*HOW TO COMPLETE THIS TASK*. Every entry here should be copied exactly.

[Data about app and page elements]
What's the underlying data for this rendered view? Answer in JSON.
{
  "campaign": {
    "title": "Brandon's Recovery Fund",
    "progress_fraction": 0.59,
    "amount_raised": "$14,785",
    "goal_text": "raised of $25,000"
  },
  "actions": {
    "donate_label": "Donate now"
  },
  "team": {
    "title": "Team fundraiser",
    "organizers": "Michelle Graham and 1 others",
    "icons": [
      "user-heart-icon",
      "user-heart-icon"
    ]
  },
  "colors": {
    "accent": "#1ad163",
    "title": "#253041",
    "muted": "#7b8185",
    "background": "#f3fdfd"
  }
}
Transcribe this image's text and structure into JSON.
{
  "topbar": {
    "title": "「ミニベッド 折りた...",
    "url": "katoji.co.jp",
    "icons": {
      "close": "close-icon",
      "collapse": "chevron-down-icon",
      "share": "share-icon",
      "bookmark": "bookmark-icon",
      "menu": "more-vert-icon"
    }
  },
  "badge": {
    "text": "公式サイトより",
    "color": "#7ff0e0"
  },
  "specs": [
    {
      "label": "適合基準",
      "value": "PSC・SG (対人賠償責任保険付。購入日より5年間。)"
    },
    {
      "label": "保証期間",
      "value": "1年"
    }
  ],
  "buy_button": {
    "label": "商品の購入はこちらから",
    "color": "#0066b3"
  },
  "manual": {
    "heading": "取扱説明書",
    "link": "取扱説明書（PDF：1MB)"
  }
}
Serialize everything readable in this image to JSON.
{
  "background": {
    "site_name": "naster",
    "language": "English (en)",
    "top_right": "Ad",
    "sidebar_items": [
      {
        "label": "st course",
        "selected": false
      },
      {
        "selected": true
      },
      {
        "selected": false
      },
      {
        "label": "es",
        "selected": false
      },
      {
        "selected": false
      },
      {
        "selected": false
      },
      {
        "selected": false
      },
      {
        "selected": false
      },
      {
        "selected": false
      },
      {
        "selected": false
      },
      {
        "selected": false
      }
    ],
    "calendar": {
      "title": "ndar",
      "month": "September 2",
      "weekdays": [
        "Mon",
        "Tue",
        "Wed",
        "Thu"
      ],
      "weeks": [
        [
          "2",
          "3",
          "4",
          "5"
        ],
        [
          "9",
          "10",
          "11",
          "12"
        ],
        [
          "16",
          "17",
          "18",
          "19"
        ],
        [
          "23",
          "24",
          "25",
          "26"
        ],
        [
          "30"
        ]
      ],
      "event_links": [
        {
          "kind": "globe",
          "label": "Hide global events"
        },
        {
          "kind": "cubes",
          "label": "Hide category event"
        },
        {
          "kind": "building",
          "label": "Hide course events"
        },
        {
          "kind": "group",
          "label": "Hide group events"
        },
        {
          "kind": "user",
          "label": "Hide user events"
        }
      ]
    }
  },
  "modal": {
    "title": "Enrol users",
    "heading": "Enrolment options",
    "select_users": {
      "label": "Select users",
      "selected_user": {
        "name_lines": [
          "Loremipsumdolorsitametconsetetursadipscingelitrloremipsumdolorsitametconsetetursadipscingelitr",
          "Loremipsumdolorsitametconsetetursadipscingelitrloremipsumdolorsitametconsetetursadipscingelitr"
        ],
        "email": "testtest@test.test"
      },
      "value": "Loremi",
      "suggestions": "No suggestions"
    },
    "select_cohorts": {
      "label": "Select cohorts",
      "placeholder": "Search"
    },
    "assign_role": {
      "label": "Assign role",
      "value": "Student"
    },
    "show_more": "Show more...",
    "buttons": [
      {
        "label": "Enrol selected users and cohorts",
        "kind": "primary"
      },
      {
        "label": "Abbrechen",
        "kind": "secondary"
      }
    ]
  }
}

*EXERCISE RESULT*.
What's the underlying data for this rendered view? Answer in JSON.
{
  "campaign": {
    "title": "Brandon's Recovery Fund",
    "progress_fraction": 0.59,
    "amount_raised": "$14,785",
    "goal_text": "raised of $25,000"
  },
  "actions": {
    "donate_label": "Donate now"
  },
  "team": {
    "title": "Team fundraiser",
    "organizers": "Michelle Graham and 1 others",
    "icons": [
      "user-heart-icon",
      "user-heart-icon"
    ]
  },
  "colors": {
    "accent": "#1ad163",
    "title": "#253041",
    "muted": "#7b8185",
    "background": "#f3fdfd"
  }
}
Transcribe this image's text and structure into JSON.
{
  "topbar": {
    "title": "「ミニベッド 折りた...",
    "url": "katoji.co.jp",
    "icons": {
      "close": "close-icon",
      "collapse": "chevron-down-icon",
      "share": "share-icon",
      "bookmark": "bookmark-icon",
      "menu": "more-vert-icon"
    }
  },
  "badge": {
    "text": "公式サイトより",
    "color": "#7ff0e0"
  },
  "specs": [
    {
      "label": "適合基準",
      "value": "PSC・SG (対人賠償責任保険付。購入日より5年間。)"
    },
    {
      "label": "保証期間",
      "value": "1年"
    }
  ],
  "buy_button": {
    "label": "商品の購入はこちらから",
    "color": "#0066b3"
  },
  "manual": {
    "heading": "取扱説明書",
    "link": "取扱説明書（PDF：1MB)"
  }
}
Serialize everything readable in this image to JSON.
{
  "background": {
    "site_name": "naster",
    "language": "English (en)",
    "top_right": "Ad",
    "sidebar_items": [
      {
        "label": "st course",
        "selected": false
      },
      {
        "selected": true
      },
      {
        "selected": false
      },
      {
        "label": "es",
        "selected": false
      },
      {
        "selected": false
      },
      {
        "selected": false
      },
      {
        "selected": false
      },
      {
        "selected": false
      },
      {
        "selected": false
      },
      {
        "selected": false
      },
      {
        "selected": false
      }
    ],
    "calendar": {
      "title": "ndar",
      "month": "September 2",
      "weekdays": [
        "Mon",
        "Tue",
        "Wed",
        "Thu"
      ],
      "weeks": [
        [
          "2",
          "3",
          "4",
          "5"
        ],
        [
          "9",
          "10",
          "11",
          "12"
        ],
        [
          "16",
          "17",
          "18",
          "19"
        ],
        [
          "23",
          "24",
          "25",
          "26"
        ],
        [
          "30"
        ]
      ],
      "event_links": [
        {
          "kind": "globe",
          "label": "Hide global events"
        },
        {
          "kind": "cubes",
          "label": "Hide category event"
        },
        {
          "kind": "building",
          "label": "Hide course events"
        },
        {
          "kind": "group",
          "label": "Hide group events"
        },
        {
          "kind": "user",
          "label": "Hide user events"
        }
      ]
    }
  },
  "modal": {
    "title": "Enrol users",
    "heading": "Enrolment options",
    "select_users": {
      "label": "Select users",
      "selected_user": {
        "name_lines": [
          "Loremipsumdolorsitametconsetetursadipscingelitrloremipsumdolorsitametconsetetursadipscingelitr",
          "Loremipsumdolorsitametconsetetursadipscingelitrloremipsumdolorsitametconsetetursadipscingelitr"
        ],
        "email": "testtest@test.test"
      },
      "value": "Loremi",
      "suggestions": "No suggestions"
    },
    "select_cohorts": {
      "label": "Select cohorts",
      "placeholder": "Search"
    },
    "assign_role": {
      "label": "Assign role",
      "value": "Student"
    },
    "show_more": "Show more...",
    "buttons": [
      {
        "label": "Enrol selected users and cohorts",
        "kind": "primary"
      },
      {
        "label": "Abbrechen",
        "kind": "secondary"
      }
    ]
  }
}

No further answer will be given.